|By Donald Wittkowski, The Press of
Atlantic City, Pleasantville, N.J.McClatchy-Tribune Regional News
July 21, 2011--ATLANTIC CITY -- The Ocean Tower at Resorts Casino Hotel is old enough for the flapper girls, bootleggers and other figures from the Roaring '20s to have slept in its rooms and roamed its hallways while making their way to Prohibition parties.
Nine decades later, the building's owners are recapturing that 1920s feel -- and marrying it with current comforts.
Resorts is refurbishing all 480 guest rooms in the nine-story tower to give the grande dame of the Boardwalk a fresh new look.
The renovation job is the biggest project to date by Resorts' new owners as they transform Atlantic City's oldest casino into a flashier, more upscale property to vie with its younger rivals.
"It was the first thing we knew we needed to do," said Dennis Gomes, Resorts' chief executive officer. "It's all the more reason to do it, because of the competition."
Gomes and New York real estate magnate Morris Bailey bought Resorts in December for $31.5 million after the previous owners had defaulted on the mortgage and a group of lenders took control.
Interestingly, Gomes and Bailey have embraced the casino hotel's 1920s roots while giving the property a facelift. Resorts, carved out of the old Haddon Hall hotel from the 1920s, has adopted a Roaring '20s theme as part of its rebranding.
The Ocean Tower is the former Haddon Hall. Resorts also has an art deco-style hotel, called the Rendezvous Tower, that was built in 2004. Gomes noted that customers had preferred to stay in the Rendezvous Tower because of the Ocean Tower's outdated look prior to the renovations.
"This was a tower that nobody wanted to stay in," Gomes said Wednesday while giving a tour of the refurbished rooms. "Now, it's starting to reverse itself because it is as nice or nicer than the newer tower and also has ocean views."
Gomes declined to divulge the cost of the renovation project other than to say that it was considerably more than the $2.5 million price tag for the casino's new Asian gambling parlor.
"It's definitely the biggest thing that we've done," he said.
The Ocean Tower's former garish decor, left over from the days when Sun International Hotels owned the casino from 1996 to 2001, has been ripped out and replaced with 1920s-inspired furnishings.
Beige wallpaper and inviting blue carpeting decorate the corridors now. The hallways once were covered with gaudy carpets trimmed in a bright orange, yellow, red and green pattern.
"It was horrible," Gomes said. "Sun wanted to make it look like the Bahamas."

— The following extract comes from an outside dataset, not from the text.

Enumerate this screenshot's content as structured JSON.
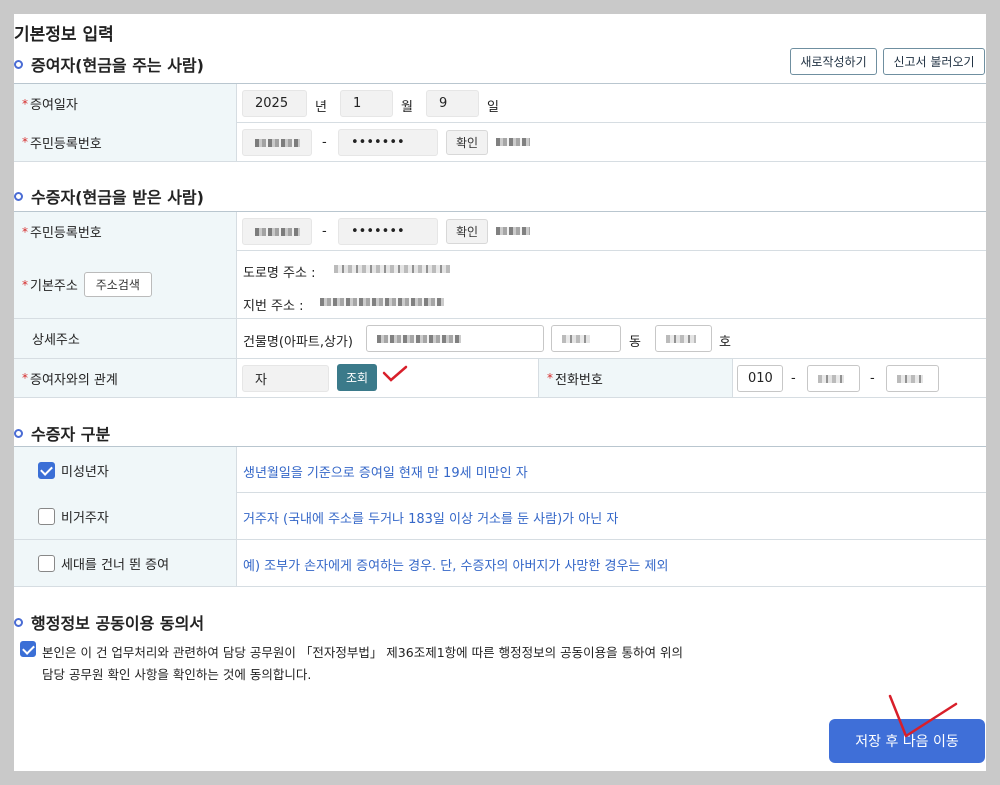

A kitschy, beach-themed decor formerly dominated the guest rooms. Now, the rooms have taken on a more luxurious look reminiscent of the 1920s. Guests will step into suites and regular rooms that feature ornate beds, dark-colored wood, leather chairs and sofas and even some reproduction 1920s-style telephones.
"We have been getting very good, very positive comments from our guests, especially the ones who stay with us on a regular basis," said Nico Bardon-deSegonzac, Resorts' senior director of hotel operations.
Resorts has completed renovations on about 90 percent of the rooms, with the remainder expected to be done in about three weeks.
"We feel that everything in this building was in pristine condition, except for the rooms and halls," Gomes said. "It's not that it was bad, but it was garish and not that warm and inviting. This renovation project is consistent with our Roaring '20s theme, and is warm and inviting and luxurious."
Resorts' project continues a trend among Atlantic City's casinos to spruce up their hotel towers in advance of next May's grand opening of what is sure to be a powerful new competitor, the $2.4 billion Revel megaresort. Gomes, however, said Resorts was planning to renovate its rooms regardless of Revel.
Borgata Hotel Casino & Spa, Caesars Atlantic City, the Claridge Tower at Bally's Atlantic City and Tropicana Casino and Resort are among the properties that have either recently completed renovations to their rooms and suites or are undertaking them now.
"They're all preparing for the onslaught of Revel," Gomes said of his competitors.
Atlantic City also faces stiff competition from Pennsylvania's casinos. Posh high-roller suites and nicer hotel rooms are a centerpiece of Atlantic City's strategy to attract more overnight guests while Pennsylvania concentrates on the daytripper market.
"You have to continue to reinvest in your room product and suite product. It's our bread and butter here," said Don Marrandino, president of the Bally's, Caesars, Harrah's Resort and Showboat casinos owned by Caesars Entertainment Corp. "We certainly realize that our hotel business is extremely important to us. We have to keep it fresh and young, just like with our restaurants."
Contact Donald Wittkowski:
To see more of The Press of Atlantic City, go to http://www.pressofatlanticcity.com/.
Copyright (c) 2011, The Press of Atlantic City, Pleasantville, N.J.
Distributed by McClatchy-Tribune Information Services. For more information about the content services offered by McClatchy-Tribune Information Services (MCT), visit www.mctinfoservices.com. NASDAQ:TWGP,